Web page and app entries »

◇ ◇ ◇

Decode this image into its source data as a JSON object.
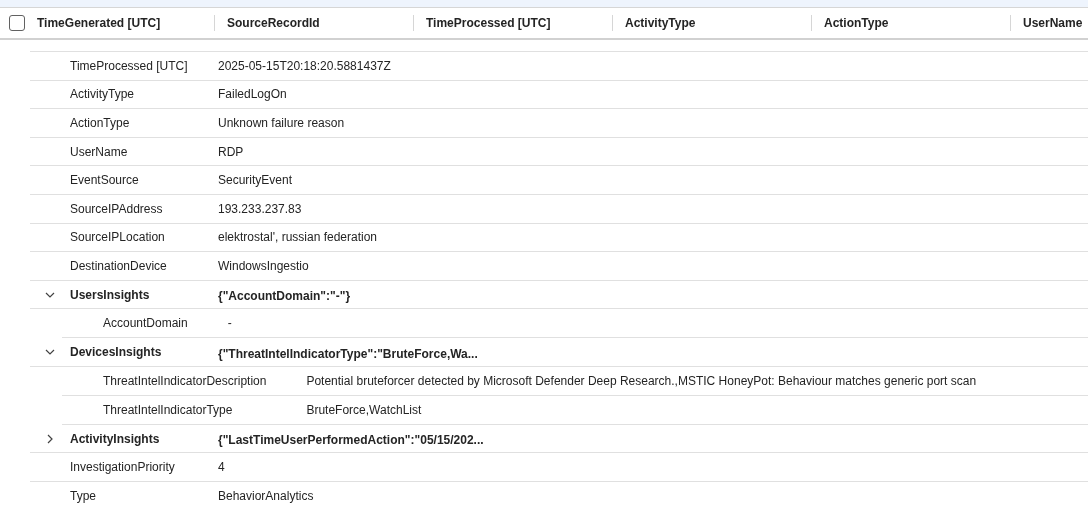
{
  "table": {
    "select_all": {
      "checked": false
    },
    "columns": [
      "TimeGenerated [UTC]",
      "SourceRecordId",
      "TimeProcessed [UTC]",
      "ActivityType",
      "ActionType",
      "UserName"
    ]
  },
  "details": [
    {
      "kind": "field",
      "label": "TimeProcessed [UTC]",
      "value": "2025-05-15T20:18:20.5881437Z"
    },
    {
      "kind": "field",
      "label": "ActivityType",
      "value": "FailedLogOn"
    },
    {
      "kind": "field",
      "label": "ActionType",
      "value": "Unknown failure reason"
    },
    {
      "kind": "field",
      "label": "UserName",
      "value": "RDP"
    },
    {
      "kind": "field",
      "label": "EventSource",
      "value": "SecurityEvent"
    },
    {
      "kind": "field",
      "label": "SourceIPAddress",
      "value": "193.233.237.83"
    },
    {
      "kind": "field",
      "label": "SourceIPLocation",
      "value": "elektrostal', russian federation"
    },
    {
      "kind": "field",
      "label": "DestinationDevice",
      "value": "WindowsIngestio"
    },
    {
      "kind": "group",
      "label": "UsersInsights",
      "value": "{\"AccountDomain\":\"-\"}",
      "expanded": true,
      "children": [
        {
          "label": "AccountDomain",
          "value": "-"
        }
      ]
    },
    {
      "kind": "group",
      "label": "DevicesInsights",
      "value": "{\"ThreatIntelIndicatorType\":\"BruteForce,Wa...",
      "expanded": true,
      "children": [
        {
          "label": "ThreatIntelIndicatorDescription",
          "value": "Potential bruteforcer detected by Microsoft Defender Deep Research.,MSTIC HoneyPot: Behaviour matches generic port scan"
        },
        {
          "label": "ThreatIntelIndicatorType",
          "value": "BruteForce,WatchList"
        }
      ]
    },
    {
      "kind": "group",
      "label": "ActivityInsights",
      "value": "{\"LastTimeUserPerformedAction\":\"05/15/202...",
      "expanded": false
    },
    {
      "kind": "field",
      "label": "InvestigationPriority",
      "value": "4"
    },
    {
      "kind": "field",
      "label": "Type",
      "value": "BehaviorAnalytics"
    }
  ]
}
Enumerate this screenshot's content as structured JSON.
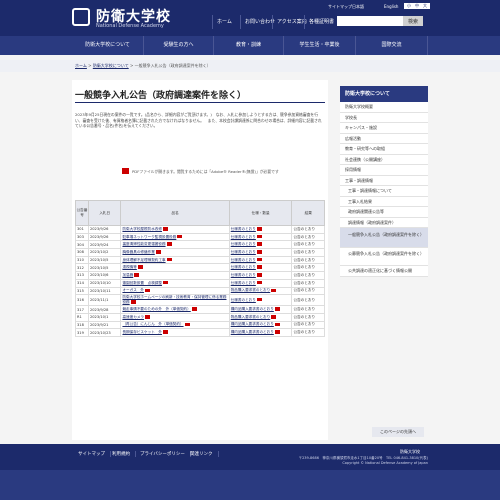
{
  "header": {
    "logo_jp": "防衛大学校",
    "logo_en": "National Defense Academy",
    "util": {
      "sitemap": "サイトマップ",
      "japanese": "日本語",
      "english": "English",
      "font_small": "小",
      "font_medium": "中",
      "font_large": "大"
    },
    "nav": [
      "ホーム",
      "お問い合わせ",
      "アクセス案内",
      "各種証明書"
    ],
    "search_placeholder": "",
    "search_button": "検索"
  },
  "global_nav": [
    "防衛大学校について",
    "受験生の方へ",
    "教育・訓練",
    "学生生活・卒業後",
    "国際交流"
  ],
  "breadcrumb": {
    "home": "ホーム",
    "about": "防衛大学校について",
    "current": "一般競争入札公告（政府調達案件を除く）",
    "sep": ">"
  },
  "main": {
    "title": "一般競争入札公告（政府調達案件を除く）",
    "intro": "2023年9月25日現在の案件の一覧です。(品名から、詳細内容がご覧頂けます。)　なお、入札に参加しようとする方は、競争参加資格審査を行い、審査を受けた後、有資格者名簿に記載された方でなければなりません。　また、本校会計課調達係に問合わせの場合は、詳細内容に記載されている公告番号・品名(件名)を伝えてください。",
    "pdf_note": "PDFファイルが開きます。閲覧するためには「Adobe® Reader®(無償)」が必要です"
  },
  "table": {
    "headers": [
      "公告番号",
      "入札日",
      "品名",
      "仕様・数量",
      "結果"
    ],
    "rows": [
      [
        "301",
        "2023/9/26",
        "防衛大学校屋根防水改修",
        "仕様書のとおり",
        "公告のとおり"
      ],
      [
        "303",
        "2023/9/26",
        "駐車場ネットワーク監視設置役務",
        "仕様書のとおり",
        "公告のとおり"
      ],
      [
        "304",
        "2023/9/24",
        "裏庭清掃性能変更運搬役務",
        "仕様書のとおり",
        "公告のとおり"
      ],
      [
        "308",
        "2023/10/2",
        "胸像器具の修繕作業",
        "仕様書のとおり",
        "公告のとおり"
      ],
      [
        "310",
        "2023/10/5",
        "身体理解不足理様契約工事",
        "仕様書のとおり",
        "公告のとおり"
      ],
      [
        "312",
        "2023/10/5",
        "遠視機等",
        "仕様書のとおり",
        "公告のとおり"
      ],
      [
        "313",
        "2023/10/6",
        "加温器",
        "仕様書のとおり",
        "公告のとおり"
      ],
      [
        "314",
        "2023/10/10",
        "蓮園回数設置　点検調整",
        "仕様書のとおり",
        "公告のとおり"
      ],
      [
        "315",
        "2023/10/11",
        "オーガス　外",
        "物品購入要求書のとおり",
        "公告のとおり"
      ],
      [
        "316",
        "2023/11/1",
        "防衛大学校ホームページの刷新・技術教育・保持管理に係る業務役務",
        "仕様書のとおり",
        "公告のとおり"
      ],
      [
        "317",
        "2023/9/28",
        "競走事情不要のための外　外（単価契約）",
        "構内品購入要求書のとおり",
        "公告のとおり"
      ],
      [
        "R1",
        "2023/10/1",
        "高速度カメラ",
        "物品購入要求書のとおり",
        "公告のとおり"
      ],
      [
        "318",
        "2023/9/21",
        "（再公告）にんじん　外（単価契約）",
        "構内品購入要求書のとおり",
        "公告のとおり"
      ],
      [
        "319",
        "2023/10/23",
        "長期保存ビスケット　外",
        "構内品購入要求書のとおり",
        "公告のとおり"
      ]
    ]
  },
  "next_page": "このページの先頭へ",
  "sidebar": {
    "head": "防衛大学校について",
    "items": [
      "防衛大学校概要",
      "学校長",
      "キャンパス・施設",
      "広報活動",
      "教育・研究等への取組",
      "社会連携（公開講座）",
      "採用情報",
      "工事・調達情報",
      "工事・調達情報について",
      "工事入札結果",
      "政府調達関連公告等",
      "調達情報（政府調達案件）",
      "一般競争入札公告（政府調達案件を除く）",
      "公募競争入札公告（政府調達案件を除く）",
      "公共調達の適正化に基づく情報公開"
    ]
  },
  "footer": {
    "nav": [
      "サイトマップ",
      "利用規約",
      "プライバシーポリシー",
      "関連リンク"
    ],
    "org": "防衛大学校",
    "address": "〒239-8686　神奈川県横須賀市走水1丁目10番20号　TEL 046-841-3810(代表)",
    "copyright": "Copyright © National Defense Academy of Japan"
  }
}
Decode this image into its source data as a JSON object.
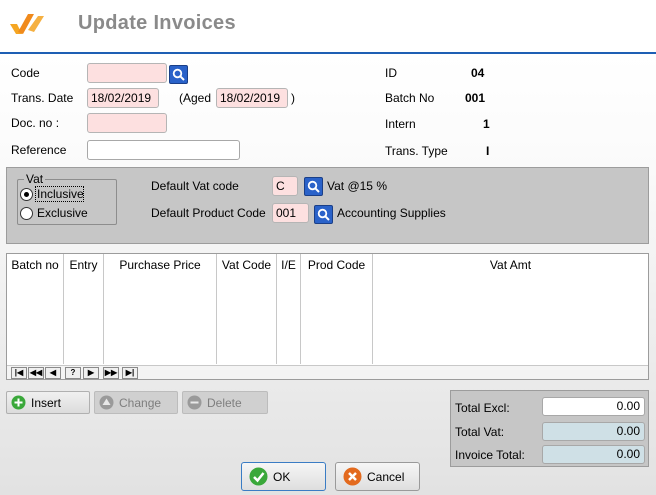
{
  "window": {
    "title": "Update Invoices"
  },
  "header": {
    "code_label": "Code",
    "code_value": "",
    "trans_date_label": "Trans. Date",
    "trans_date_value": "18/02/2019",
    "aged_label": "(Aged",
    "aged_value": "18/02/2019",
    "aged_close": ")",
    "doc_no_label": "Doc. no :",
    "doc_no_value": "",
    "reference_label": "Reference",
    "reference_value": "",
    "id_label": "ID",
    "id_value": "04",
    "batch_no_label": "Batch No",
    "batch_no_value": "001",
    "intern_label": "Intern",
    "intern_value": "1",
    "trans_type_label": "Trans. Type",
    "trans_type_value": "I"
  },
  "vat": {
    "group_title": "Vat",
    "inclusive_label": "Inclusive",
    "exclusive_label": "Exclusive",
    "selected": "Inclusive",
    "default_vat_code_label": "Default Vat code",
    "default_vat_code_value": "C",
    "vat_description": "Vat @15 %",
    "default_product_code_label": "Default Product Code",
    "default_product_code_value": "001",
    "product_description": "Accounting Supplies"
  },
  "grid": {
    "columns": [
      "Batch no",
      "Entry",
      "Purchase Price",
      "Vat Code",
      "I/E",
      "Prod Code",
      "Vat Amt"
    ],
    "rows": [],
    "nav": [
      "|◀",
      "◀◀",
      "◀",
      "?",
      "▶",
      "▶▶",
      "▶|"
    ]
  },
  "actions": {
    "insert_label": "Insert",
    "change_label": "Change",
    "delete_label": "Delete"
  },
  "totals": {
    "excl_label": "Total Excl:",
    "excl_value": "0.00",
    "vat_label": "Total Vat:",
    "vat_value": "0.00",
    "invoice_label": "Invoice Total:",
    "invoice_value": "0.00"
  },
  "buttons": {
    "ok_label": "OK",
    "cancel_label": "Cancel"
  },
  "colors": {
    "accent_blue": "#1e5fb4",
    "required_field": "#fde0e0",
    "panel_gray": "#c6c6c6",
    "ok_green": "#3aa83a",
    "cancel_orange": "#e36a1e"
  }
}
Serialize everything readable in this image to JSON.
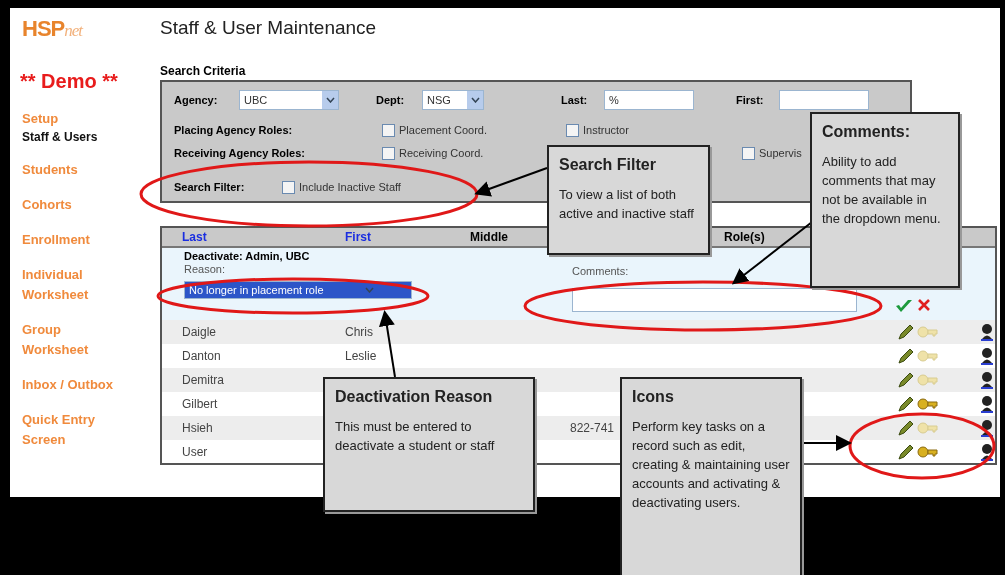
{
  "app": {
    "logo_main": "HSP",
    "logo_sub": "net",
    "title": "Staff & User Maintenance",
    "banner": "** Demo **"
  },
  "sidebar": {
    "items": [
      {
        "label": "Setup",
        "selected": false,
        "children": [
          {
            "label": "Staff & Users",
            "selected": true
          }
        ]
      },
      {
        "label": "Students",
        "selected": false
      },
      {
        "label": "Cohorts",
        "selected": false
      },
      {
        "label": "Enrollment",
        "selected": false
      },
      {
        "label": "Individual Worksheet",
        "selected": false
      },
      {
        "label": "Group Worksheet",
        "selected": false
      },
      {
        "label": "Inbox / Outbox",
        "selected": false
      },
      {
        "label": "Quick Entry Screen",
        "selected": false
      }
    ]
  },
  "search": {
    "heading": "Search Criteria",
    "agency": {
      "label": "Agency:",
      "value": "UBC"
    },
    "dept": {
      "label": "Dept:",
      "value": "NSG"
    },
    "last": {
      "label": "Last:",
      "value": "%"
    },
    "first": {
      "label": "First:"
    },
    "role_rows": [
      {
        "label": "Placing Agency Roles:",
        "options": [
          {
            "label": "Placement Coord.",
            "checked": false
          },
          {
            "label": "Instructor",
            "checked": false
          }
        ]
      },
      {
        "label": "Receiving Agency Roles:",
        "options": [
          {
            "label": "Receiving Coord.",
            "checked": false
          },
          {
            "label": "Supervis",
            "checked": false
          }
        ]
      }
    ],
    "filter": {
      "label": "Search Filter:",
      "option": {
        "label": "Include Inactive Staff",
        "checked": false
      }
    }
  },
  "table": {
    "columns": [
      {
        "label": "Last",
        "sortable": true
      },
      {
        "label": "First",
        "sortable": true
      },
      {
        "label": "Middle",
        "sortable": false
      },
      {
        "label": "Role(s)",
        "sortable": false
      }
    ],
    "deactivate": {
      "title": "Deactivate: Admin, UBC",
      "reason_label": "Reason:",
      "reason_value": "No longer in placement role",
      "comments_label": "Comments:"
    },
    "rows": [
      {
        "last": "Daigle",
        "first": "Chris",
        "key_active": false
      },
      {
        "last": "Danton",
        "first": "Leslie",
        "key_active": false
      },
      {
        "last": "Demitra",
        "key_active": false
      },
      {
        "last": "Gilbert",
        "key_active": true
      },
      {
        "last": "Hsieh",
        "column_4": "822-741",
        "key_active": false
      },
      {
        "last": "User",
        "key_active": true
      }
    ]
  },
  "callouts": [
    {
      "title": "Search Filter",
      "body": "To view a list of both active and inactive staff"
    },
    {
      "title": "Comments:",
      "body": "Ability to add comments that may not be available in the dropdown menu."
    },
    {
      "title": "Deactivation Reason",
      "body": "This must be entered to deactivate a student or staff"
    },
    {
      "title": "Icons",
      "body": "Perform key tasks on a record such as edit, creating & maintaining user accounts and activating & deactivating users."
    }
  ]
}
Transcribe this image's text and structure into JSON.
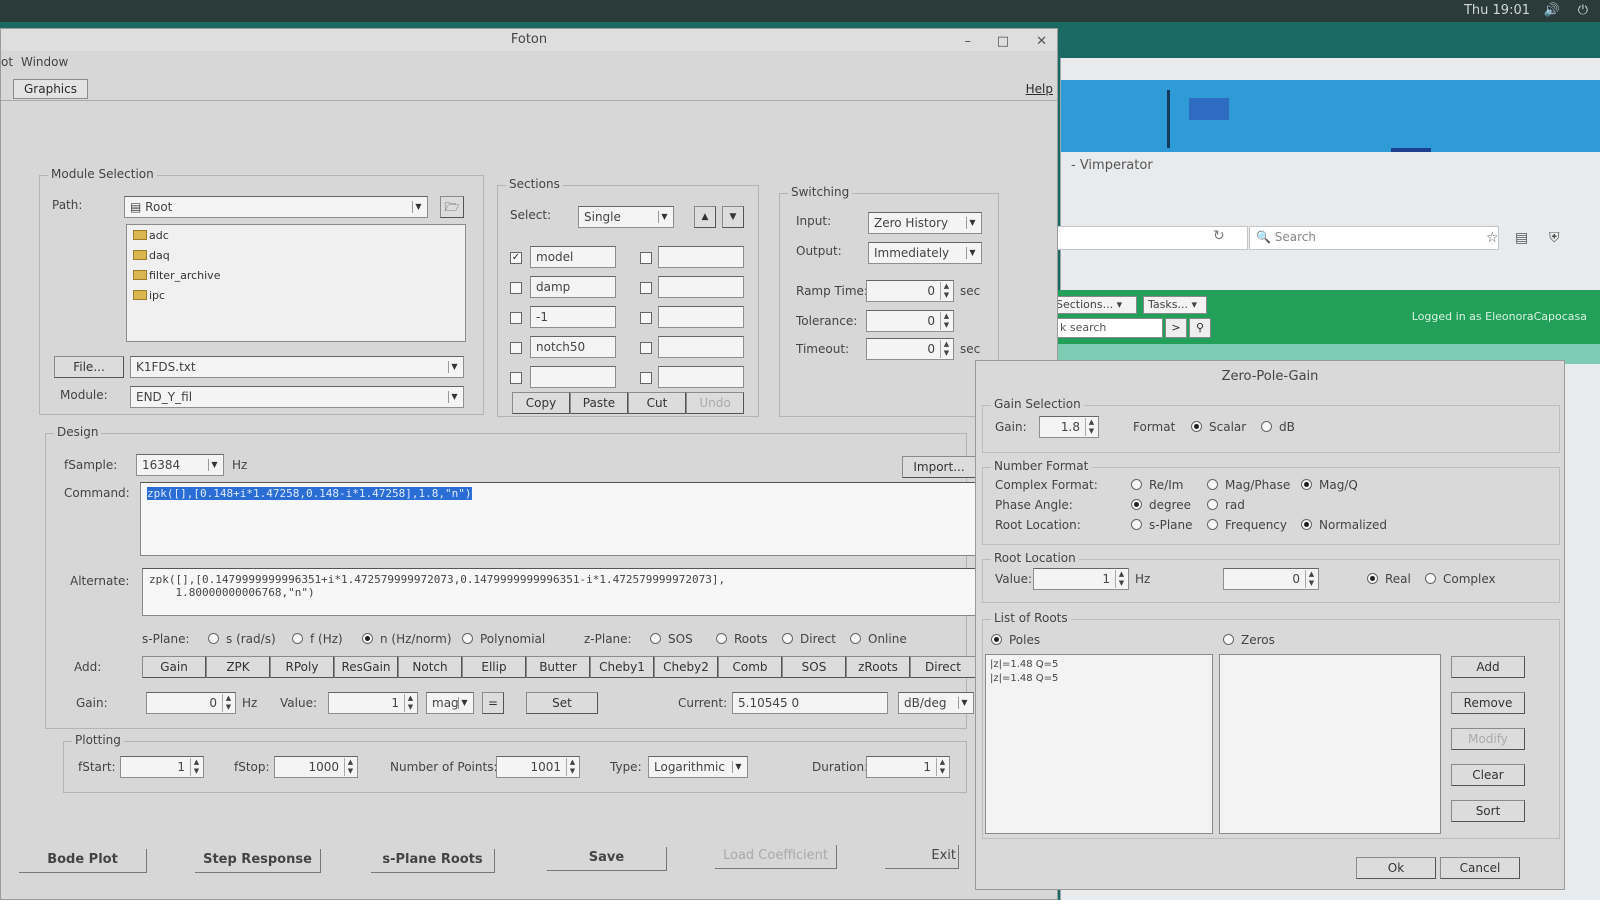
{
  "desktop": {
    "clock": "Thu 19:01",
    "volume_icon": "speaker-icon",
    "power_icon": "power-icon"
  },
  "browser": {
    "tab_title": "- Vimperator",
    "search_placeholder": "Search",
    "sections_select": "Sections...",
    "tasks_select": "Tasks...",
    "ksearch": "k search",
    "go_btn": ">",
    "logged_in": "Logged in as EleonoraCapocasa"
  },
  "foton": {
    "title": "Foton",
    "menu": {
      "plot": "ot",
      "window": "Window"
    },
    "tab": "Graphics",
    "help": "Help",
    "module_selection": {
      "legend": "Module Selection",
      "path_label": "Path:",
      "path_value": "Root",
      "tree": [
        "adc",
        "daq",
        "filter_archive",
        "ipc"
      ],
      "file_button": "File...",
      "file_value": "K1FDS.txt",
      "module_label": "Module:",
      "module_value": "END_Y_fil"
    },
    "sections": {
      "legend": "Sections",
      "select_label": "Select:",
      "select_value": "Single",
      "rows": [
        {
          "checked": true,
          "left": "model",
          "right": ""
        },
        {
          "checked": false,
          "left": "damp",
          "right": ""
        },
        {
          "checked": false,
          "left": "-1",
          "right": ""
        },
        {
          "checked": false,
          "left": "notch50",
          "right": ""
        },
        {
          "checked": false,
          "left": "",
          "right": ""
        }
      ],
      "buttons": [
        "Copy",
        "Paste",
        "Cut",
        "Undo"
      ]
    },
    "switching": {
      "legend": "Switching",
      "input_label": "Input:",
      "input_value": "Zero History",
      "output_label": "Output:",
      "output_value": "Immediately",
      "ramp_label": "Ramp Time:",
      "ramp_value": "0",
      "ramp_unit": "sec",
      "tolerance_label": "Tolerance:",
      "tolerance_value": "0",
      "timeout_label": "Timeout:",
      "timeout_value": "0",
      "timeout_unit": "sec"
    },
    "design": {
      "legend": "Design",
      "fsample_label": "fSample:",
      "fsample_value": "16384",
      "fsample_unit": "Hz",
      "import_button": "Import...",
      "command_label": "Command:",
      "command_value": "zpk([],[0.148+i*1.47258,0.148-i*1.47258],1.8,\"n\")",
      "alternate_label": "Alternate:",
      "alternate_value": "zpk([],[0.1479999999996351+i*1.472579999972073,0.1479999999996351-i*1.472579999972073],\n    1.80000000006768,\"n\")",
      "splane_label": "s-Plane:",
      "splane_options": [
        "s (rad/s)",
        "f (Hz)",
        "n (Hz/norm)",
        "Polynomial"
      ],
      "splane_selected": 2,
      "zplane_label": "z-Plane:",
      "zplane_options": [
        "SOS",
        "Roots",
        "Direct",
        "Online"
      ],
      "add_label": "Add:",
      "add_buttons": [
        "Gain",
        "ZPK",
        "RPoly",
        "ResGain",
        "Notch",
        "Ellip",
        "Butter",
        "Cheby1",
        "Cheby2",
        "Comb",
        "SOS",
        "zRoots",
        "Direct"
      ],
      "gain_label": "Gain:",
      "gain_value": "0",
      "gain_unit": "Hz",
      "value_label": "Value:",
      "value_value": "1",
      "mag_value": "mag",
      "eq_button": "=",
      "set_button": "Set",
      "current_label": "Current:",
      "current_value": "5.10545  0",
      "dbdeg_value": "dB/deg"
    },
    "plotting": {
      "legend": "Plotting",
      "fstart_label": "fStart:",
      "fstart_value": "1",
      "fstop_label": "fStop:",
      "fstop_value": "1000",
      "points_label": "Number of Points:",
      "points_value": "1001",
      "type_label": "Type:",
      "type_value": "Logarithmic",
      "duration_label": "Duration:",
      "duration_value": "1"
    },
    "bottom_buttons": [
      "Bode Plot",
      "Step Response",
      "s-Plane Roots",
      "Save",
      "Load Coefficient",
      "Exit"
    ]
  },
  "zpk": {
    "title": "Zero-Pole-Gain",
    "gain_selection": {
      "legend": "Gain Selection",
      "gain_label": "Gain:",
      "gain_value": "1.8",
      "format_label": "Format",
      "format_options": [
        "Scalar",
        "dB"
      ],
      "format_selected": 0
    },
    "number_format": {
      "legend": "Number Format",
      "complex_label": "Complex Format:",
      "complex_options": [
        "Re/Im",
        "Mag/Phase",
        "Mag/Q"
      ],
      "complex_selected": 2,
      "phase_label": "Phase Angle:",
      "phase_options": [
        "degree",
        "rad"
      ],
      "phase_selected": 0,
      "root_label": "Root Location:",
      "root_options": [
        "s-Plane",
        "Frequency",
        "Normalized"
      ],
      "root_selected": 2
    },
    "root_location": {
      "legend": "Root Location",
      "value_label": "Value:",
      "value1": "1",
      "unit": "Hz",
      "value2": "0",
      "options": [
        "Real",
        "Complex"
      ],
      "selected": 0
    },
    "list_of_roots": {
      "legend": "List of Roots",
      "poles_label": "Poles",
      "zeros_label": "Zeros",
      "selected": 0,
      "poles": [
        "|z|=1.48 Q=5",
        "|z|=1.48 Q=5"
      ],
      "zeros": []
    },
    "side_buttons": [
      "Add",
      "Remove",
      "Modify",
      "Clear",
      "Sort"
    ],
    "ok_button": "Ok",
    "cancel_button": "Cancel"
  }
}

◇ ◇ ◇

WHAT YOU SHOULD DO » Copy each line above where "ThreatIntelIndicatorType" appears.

SOLUTION TO THE EXERCISE »
      "value": "{\"ThreatIntelIndicatorType\":\"BruteForce,Wa...",
          "label": "ThreatIntelIndicatorType",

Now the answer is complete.